After frying up a batch of these Fried Stuffed Olives from David Leite's The New Portuguese Table, I hereby nominate them for a place in the bar snack hall of fame. Olives, cheese, cured pork, and roasted almonds make appearances at the cocktail hour spread, but not enough like this. Stuffing the juicy green olives with all the savory components leads to fantastic results but, breading and frying them after they've been stuffed? They might just be one of the best things that I've ever eaten before dinner.
Leite gives many options for stuffing your olives. Tiny chunks of Serrano ham get warmed just enough to start rendering a little of their fat, infusing the olives with a touch of porky flavor. Slivers of sheep's milk cheese melted and oozed into the center of the olives. The olive oil packed tuna stuffed olives brought to mind a Niçoise salad, and the almonds provided a nutty richness. But the most exciting part about these olives is that once fried, they all look identical which means that you never know what filling you are getting when you dive into the bowl.
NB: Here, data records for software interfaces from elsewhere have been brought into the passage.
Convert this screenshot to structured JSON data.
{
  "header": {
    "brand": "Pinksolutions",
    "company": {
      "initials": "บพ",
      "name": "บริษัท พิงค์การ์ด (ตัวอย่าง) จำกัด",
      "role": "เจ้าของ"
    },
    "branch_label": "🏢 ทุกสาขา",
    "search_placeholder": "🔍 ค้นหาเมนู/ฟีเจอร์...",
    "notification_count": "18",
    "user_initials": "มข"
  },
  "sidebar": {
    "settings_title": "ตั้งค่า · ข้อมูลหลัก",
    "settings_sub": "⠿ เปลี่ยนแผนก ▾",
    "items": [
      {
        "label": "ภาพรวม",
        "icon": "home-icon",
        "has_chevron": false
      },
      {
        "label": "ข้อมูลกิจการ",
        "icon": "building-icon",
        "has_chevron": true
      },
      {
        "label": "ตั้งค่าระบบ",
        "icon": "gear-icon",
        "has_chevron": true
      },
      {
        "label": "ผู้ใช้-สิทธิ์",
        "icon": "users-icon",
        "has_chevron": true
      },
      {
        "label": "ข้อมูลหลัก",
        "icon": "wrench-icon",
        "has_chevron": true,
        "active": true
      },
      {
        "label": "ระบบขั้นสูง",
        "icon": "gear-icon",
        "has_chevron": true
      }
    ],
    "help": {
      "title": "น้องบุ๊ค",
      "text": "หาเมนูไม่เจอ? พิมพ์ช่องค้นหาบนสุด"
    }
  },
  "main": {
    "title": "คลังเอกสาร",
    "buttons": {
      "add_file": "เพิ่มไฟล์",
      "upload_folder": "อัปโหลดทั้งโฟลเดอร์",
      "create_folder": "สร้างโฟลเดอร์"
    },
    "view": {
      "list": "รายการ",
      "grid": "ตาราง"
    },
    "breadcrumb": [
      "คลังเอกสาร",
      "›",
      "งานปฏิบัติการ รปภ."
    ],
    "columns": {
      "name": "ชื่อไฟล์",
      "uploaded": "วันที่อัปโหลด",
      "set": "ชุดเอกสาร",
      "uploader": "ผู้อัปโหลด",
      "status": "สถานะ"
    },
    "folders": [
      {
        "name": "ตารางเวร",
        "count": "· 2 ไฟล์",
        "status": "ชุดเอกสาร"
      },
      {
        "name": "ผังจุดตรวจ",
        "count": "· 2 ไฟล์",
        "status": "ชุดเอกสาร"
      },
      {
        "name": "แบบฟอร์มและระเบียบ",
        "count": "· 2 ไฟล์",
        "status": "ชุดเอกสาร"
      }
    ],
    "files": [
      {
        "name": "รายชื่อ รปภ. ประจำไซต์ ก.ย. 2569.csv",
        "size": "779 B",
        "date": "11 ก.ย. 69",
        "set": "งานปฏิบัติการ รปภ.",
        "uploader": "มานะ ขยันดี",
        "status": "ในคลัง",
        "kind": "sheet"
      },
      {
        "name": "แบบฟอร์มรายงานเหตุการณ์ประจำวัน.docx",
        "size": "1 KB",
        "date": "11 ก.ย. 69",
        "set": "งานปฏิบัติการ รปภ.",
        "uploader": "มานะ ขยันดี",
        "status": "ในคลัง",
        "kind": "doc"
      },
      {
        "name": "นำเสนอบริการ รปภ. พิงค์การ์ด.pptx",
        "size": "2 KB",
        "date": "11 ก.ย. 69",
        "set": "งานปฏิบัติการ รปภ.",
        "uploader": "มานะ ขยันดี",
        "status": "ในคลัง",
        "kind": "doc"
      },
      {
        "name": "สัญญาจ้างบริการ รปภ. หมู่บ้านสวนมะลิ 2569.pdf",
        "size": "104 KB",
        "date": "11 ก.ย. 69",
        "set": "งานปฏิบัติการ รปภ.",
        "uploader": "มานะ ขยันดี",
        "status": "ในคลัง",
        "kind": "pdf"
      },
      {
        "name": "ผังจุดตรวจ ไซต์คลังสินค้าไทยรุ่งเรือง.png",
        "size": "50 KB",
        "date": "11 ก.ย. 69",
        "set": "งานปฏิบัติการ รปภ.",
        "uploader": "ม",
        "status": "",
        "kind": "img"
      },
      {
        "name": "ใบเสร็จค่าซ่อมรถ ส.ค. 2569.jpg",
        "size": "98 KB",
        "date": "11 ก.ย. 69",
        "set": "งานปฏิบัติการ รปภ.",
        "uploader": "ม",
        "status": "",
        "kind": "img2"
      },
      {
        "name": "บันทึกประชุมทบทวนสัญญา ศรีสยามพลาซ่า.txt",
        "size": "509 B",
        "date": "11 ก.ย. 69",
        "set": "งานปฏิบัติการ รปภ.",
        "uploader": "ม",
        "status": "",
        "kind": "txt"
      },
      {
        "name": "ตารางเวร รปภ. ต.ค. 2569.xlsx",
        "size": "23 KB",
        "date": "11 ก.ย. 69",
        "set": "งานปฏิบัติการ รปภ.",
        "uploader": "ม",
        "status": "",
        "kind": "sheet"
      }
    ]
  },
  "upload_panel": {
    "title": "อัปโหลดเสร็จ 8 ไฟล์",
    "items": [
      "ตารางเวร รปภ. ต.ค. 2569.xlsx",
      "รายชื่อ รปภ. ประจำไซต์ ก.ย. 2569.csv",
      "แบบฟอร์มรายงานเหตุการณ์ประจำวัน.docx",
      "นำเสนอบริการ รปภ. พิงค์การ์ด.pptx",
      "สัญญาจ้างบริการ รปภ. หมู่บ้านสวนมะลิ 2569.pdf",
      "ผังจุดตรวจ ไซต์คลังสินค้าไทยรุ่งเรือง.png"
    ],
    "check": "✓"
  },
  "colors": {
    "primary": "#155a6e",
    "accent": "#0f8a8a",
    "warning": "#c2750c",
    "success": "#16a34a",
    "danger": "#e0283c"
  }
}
As always with our Cook the Book feature, we have five (5) copies of The New Portuguese Table to give away this week.
- Yield:40 olives
- For the olives:
- 1/2 cup all-purpose flour
- 2 large eggs, beaten
- 3/4 cup dried bread crumbs
- 40 green or black brined olives, such as Manzanilla, Kalamata, Gaeta, or Niçoise, drained and pitted
- For the stuffing—Your choice of:
- Shards of cooked salt cod, drained canned tuna in oil, presunto, Serrano ham, or proscuitto
- Minced hard-boiled egg
- Firm sheep's-milk cheese, such as Nisa, Évora, or Percorino Toscano
- Roasted Almonds
- Vegetable oil, for deep frying
- Lemon wedges, for serving
Fill three bowls, from left to right, with the flour, eggs, and bread crumbs. Stuff the olives with your choice of fillings.
Spear and olive with a toothpick and twirl it in the flour to coat evenly, swirl it in the egg, and then roll it in the bread crumbs. Use a fork to pop it off the toothpick onto a plate. Repeat until all of the olives are crumbed. Those who like to get their hands dirty can eschew the toothpick.
Heat 1 1/2 inches of oil in a medium saucepan until it reaches 350°F on a deep-fat thermometer or a candy thermometer. Place a few of the olives at a time in the bowl of a slotted metal spoon and lower them into the oil. Fry in batches until golden brown, less than 1 minute. Fish out the olives with a spoon and transfer them to paper towels. Spritz them with lemon while sizzling, if you like. Serve hot.